---- The data

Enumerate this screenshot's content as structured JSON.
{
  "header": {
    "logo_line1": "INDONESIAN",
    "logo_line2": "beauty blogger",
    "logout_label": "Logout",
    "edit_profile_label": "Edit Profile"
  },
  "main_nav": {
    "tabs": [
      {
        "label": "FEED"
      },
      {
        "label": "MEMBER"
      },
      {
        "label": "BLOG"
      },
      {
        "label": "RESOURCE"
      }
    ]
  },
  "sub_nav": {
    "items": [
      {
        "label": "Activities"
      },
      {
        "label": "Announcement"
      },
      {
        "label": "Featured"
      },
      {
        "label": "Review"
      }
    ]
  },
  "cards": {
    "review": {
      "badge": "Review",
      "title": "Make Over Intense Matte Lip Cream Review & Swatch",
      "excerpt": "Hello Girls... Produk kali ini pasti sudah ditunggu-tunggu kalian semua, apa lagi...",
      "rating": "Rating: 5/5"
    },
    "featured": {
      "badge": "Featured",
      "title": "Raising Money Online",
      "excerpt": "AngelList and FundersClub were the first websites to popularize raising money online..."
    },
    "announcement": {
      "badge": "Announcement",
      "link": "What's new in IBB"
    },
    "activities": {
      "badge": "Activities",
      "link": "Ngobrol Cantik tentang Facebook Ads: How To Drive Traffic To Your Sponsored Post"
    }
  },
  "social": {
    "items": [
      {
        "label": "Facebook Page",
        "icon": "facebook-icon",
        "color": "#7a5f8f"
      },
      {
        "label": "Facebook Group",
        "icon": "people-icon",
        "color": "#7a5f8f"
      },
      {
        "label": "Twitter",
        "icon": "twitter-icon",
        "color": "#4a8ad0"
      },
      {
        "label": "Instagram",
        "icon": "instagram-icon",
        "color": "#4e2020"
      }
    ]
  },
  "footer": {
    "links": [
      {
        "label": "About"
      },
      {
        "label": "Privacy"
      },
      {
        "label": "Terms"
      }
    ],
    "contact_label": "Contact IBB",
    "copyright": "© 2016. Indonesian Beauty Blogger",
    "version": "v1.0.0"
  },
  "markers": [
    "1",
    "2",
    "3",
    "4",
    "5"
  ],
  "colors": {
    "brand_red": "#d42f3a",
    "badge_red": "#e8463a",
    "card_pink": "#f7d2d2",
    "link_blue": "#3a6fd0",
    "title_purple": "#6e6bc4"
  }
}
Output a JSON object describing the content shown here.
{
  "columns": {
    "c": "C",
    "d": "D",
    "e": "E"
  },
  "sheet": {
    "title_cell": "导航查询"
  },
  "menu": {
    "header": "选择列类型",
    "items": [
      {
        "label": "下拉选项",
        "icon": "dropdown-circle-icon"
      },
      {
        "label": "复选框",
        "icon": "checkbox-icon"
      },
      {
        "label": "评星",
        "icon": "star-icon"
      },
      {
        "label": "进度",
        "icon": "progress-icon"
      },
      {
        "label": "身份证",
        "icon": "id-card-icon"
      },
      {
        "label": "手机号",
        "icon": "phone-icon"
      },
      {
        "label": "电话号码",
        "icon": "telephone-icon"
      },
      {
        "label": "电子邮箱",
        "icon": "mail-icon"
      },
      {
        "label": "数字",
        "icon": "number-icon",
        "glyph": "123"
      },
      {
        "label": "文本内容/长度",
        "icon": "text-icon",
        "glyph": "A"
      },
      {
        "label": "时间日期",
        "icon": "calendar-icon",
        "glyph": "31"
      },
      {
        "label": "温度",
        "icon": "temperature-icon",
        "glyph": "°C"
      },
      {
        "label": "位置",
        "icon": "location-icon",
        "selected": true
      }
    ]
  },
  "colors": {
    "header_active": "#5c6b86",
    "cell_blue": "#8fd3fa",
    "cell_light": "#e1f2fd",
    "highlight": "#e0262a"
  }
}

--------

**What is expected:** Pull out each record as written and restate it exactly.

**Exercise output:**
Enumerate this screenshot's content as structured JSON.
{
  "header": {
    "logo_line1": "INDONESIAN",
    "logo_line2": "beauty blogger",
    "logout_label": "Logout",
    "edit_profile_label": "Edit Profile"
  },
  "main_nav": {
    "tabs": [
      {
        "label": "FEED"
      },
      {
        "label": "MEMBER"
      },
      {
        "label": "BLOG"
      },
      {
        "label": "RESOURCE"
      }
    ]
  },
  "sub_nav": {
    "items": [
      {
        "label": "Activities"
      },
      {
        "label": "Announcement"
      },
      {
        "label": "Featured"
      },
      {
        "label": "Review"
      }
    ]
  },
  "cards": {
    "review": {
      "badge": "Review",
      "title": "Make Over Intense Matte Lip Cream Review & Swatch",
      "excerpt": "Hello Girls... Produk kali ini pasti sudah ditunggu-tunggu kalian semua, apa lagi...",
      "rating": "Rating: 5/5"
    },
    "featured": {
      "badge": "Featured",
      "title": "Raising Money Online",
      "excerpt": "AngelList and FundersClub were the first websites to popularize raising money online..."
    },
    "announcement": {
      "badge": "Announcement",
      "link": "What's new in IBB"
    },
    "activities": {
      "badge": "Activities",
      "link": "Ngobrol Cantik tentang Facebook Ads: How To Drive Traffic To Your Sponsored Post"
    }
  },
  "social": {
    "items": [
      {
        "label": "Facebook Page",
        "icon": "facebook-icon",
        "color": "#7a5f8f"
      },
      {
        "label": "Facebook Group",
        "icon": "people-icon",
        "color": "#7a5f8f"
      },
      {
        "label": "Twitter",
        "icon": "twitter-icon",
        "color": "#4a8ad0"
      },
      {
        "label": "Instagram",
        "icon": "instagram-icon",
        "color": "#4e2020"
      }
    ]
  },
  "footer": {
    "links": [
      {
        "label": "About"
      },
      {
        "label": "Privacy"
      },
      {
        "label": "Terms"
      }
    ],
    "contact_label": "Contact IBB",
    "copyright": "© 2016. Indonesian Beauty Blogger",
    "version": "v1.0.0"
  },
  "markers": [
    "1",
    "2",
    "3",
    "4",
    "5"
  ],
  "colors": {
    "brand_red": "#d42f3a",
    "badge_red": "#e8463a",
    "card_pink": "#f7d2d2",
    "link_blue": "#3a6fd0",
    "title_purple": "#6e6bc4"
  }
}
Output a JSON object describing the content shown here.
{
  "columns": {
    "c": "C",
    "d": "D",
    "e": "E"
  },
  "sheet": {
    "title_cell": "导航查询"
  },
  "menu": {
    "header": "选择列类型",
    "items": [
      {
        "label": "下拉选项",
        "icon": "dropdown-circle-icon"
      },
      {
        "label": "复选框",
        "icon": "checkbox-icon"
      },
      {
        "label": "评星",
        "icon": "star-icon"
      },
      {
        "label": "进度",
        "icon": "progress-icon"
      },
      {
        "label": "身份证",
        "icon": "id-card-icon"
      },
      {
        "label": "手机号",
        "icon": "phone-icon"
      },
      {
        "label": "电话号码",
        "icon": "telephone-icon"
      },
      {
        "label": "电子邮箱",
        "icon": "mail-icon"
      },
      {
        "label": "数字",
        "icon": "number-icon",
        "glyph": "123"
      },
      {
        "label": "文本内容/长度",
        "icon": "text-icon",
        "glyph": "A"
      },
      {
        "label": "时间日期",
        "icon": "calendar-icon",
        "glyph": "31"
      },
      {
        "label": "温度",
        "icon": "temperature-icon",
        "glyph": "°C"
      },
      {
        "label": "位置",
        "icon": "location-icon",
        "selected": true
      }
    ]
  },
  "colors": {
    "header_active": "#5c6b86",
    "cell_blue": "#8fd3fa",
    "cell_light": "#e1f2fd",
    "highlight": "#e0262a"
  }
}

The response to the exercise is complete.